**Requirement**
Look through the records below for the word "value". Report how many lines have it, and only that number.
-*-*-
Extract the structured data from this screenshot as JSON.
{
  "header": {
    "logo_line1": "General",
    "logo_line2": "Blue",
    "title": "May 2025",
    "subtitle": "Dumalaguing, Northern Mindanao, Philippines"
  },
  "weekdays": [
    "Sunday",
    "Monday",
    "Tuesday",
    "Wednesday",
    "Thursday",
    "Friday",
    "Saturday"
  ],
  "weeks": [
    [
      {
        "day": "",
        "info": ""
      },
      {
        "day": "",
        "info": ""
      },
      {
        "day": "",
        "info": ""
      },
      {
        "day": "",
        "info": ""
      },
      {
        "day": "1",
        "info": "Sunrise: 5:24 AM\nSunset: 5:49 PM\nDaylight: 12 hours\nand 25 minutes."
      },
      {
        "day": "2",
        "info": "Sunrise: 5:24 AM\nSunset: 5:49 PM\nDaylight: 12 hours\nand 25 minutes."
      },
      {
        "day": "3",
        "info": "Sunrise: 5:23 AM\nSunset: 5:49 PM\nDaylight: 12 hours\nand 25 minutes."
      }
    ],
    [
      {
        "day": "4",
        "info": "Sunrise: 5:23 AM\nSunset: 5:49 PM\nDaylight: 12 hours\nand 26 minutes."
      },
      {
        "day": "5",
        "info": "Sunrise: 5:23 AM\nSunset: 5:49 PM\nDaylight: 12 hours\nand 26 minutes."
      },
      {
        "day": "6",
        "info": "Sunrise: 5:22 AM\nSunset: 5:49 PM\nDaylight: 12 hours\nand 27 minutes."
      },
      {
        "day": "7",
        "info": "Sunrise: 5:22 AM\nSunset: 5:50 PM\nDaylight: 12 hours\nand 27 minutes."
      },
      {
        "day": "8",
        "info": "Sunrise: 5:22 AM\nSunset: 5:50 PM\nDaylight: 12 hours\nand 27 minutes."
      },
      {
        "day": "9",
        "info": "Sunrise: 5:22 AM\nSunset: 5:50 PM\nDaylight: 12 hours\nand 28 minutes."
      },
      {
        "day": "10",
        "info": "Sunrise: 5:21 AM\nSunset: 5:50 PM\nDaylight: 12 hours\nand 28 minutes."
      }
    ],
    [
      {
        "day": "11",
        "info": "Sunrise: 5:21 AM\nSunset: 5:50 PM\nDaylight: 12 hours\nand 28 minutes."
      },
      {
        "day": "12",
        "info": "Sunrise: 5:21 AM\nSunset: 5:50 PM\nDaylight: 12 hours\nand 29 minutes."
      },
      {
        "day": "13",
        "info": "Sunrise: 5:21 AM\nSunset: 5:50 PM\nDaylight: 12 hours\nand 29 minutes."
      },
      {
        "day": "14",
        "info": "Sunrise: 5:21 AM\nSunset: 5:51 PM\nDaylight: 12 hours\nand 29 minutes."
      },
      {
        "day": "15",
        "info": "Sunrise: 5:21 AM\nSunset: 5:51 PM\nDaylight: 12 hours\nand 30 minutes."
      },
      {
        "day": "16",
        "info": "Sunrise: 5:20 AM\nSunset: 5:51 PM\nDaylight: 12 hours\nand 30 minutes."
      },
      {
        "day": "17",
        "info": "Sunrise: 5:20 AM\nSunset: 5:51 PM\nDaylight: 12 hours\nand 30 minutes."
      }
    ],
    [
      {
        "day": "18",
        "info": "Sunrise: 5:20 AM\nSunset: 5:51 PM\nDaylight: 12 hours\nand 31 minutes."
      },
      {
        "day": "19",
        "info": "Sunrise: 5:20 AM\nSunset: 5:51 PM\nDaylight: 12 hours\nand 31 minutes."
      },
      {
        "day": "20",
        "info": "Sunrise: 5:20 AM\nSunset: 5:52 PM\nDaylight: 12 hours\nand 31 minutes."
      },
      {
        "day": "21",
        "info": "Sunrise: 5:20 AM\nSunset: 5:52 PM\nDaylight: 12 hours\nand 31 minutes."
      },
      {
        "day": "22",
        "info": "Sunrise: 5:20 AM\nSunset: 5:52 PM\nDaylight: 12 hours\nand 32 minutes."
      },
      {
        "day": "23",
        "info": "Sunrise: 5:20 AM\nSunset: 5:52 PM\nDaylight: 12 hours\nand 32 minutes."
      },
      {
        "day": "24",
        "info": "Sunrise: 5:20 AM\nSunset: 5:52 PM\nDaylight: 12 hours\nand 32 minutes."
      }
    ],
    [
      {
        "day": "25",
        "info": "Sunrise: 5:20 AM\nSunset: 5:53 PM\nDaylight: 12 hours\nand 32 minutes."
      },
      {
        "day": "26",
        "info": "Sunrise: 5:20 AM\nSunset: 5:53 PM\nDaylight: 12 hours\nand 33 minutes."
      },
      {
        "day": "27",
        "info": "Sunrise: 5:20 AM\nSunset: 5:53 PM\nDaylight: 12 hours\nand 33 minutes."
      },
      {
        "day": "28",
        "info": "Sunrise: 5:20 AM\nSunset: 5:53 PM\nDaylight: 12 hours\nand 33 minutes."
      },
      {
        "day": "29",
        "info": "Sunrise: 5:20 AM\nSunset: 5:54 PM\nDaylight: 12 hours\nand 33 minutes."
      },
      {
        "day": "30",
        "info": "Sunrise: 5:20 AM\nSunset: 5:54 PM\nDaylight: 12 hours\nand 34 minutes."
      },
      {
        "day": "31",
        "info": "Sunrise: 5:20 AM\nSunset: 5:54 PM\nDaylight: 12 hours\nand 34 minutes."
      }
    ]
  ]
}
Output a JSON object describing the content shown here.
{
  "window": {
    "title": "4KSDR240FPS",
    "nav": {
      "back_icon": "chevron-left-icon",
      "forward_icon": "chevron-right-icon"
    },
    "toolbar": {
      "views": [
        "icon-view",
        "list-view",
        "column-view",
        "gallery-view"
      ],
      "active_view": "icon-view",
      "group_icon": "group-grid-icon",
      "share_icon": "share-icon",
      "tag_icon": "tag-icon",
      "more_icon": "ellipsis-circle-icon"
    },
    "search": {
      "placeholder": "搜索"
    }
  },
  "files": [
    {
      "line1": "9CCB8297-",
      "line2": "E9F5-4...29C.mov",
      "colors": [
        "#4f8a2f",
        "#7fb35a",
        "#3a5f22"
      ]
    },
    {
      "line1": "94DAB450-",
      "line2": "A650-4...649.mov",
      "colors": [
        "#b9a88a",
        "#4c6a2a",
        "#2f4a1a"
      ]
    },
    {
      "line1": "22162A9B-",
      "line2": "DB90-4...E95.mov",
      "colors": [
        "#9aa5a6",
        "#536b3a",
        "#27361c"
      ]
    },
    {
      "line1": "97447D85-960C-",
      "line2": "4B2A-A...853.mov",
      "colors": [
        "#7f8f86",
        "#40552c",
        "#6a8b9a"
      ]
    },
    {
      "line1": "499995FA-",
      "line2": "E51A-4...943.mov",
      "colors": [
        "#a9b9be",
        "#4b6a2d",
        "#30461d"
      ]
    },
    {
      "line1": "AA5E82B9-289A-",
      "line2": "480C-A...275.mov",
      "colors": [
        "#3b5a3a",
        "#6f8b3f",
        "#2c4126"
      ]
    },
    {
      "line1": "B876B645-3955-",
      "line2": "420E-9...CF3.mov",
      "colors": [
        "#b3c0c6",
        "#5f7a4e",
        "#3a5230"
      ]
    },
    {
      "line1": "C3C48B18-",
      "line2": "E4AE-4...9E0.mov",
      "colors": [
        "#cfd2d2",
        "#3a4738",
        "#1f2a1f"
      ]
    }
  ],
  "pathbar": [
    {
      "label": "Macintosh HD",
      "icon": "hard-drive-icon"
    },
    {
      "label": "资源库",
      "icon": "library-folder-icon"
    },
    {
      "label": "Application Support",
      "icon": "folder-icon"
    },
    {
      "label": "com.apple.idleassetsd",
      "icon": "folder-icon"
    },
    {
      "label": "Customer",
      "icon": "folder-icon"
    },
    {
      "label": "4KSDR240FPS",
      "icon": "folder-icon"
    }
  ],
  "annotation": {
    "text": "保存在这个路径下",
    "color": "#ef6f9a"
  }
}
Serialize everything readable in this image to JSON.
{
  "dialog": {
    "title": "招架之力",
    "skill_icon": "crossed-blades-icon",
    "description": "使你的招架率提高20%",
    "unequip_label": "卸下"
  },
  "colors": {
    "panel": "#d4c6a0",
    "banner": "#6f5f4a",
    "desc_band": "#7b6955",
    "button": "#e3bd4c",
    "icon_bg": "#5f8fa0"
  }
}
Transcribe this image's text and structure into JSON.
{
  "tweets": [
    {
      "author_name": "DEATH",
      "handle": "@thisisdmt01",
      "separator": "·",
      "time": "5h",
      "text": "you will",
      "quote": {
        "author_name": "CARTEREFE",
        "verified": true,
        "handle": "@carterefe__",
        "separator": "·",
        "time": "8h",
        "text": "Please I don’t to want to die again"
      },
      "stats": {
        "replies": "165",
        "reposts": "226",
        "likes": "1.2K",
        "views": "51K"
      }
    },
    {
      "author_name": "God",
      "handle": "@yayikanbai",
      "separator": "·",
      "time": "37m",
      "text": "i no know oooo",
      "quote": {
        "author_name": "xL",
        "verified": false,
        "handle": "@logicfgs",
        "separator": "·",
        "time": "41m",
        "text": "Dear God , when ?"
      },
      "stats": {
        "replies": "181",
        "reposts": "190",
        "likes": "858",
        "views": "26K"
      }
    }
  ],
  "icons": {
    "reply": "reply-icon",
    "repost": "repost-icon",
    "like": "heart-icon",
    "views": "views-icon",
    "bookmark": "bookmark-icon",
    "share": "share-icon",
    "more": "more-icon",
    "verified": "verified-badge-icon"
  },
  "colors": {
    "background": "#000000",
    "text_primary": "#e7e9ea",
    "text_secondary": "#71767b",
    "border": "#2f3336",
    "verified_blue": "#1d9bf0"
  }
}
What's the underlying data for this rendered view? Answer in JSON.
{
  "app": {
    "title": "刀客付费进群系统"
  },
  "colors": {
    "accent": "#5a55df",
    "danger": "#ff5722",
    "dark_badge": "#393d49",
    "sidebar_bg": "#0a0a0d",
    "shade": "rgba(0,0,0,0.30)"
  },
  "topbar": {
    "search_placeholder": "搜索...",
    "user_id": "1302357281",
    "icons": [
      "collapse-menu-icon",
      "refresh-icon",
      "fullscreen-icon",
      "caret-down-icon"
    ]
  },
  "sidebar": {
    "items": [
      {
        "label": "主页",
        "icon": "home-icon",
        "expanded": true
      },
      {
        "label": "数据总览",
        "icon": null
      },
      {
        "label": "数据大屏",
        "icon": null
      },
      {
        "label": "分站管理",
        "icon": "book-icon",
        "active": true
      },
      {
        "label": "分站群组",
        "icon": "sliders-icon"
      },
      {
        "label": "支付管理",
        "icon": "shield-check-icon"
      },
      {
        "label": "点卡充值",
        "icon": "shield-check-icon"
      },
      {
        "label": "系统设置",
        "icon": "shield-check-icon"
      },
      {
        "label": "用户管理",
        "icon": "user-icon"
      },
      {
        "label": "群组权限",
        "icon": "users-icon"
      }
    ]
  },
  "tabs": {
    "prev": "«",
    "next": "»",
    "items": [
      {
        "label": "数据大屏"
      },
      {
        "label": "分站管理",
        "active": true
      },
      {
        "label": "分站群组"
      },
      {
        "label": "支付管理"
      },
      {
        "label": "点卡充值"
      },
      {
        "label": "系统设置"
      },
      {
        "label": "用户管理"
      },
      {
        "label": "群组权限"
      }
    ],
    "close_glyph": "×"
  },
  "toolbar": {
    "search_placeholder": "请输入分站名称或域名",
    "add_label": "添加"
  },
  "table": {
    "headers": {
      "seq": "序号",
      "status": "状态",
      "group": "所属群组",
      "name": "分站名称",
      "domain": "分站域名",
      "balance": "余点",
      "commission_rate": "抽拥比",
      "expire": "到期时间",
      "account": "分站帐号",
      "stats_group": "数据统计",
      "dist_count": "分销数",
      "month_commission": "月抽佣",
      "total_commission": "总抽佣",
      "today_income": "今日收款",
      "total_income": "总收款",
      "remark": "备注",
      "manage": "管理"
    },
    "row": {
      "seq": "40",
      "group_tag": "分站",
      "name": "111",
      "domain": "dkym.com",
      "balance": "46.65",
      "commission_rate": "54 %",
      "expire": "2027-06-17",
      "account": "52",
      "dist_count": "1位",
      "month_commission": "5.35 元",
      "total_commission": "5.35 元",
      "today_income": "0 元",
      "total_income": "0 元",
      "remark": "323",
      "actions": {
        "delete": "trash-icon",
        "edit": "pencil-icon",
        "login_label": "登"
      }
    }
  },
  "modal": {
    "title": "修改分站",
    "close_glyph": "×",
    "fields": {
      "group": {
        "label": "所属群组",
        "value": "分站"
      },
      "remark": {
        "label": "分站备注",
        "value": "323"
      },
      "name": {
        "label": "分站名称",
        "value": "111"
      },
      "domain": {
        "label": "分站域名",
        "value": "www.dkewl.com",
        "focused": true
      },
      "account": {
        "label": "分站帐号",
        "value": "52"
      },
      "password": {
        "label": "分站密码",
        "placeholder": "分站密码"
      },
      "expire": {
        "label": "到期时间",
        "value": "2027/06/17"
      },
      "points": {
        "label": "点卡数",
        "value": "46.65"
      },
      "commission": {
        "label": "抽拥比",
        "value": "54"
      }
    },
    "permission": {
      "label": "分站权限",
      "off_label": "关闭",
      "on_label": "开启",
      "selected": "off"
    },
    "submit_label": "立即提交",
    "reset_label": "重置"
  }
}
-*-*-
**Written solution**
8